____ Records for the task
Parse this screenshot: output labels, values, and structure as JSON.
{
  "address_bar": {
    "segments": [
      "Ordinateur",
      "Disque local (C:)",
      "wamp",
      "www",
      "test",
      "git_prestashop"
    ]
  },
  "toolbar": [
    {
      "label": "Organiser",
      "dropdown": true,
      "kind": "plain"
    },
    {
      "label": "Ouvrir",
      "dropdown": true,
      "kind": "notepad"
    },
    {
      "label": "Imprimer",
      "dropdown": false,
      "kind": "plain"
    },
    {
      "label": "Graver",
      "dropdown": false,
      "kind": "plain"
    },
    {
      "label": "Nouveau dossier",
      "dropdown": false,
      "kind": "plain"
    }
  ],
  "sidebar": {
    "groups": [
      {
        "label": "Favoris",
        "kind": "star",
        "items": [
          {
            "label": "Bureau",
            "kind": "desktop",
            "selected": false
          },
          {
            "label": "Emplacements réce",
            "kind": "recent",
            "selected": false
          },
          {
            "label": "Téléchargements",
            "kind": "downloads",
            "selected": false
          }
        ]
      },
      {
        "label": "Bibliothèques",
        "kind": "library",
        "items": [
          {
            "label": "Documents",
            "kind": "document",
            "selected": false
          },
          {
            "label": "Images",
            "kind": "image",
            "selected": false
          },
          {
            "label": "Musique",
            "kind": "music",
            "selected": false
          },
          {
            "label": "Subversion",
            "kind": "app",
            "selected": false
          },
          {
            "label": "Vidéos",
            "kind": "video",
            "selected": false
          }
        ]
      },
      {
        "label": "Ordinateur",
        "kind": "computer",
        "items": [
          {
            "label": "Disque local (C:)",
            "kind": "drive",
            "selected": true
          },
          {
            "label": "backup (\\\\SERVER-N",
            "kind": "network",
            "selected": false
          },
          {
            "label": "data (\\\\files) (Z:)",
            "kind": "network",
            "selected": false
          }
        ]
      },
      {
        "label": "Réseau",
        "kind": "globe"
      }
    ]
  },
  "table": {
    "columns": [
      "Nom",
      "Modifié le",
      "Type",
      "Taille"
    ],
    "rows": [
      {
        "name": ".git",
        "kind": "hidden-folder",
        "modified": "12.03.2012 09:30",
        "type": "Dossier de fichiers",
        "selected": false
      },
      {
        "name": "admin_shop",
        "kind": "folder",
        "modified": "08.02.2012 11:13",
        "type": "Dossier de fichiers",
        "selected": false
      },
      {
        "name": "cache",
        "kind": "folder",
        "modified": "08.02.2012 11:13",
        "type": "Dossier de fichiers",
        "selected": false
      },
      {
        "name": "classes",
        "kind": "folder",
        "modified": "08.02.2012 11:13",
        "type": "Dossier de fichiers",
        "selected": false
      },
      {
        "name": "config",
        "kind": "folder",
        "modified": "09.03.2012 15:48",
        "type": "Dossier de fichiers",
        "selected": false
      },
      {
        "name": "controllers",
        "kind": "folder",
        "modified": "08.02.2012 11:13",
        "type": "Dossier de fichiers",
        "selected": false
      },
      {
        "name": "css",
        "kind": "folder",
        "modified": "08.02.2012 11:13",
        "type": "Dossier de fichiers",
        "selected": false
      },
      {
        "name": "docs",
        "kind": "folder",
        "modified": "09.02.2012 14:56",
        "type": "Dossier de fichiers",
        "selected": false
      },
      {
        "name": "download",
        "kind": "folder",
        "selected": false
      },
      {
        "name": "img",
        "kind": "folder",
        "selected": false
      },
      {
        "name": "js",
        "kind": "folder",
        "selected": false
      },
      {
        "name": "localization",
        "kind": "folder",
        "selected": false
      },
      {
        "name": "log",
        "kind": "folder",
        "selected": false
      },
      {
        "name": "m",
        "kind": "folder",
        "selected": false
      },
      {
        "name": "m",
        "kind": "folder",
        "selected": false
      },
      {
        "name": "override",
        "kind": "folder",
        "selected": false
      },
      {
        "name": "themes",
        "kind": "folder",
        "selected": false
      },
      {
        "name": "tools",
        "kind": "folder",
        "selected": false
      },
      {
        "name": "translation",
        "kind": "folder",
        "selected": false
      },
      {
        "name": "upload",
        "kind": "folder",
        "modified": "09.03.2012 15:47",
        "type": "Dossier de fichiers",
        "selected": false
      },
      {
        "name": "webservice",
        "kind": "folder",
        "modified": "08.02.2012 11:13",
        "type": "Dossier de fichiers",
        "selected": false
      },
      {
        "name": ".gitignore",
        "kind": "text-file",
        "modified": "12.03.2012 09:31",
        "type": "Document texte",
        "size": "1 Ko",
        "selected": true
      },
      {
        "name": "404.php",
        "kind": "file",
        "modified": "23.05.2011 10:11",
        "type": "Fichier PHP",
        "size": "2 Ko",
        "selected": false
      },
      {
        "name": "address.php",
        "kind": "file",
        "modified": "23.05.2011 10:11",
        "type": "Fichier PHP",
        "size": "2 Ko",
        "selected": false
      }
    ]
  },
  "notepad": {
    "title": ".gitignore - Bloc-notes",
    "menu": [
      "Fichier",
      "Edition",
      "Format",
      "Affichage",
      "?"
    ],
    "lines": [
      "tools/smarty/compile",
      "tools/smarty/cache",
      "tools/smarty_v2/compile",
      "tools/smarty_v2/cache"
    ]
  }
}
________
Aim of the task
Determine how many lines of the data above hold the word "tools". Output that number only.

Answer to this problem
5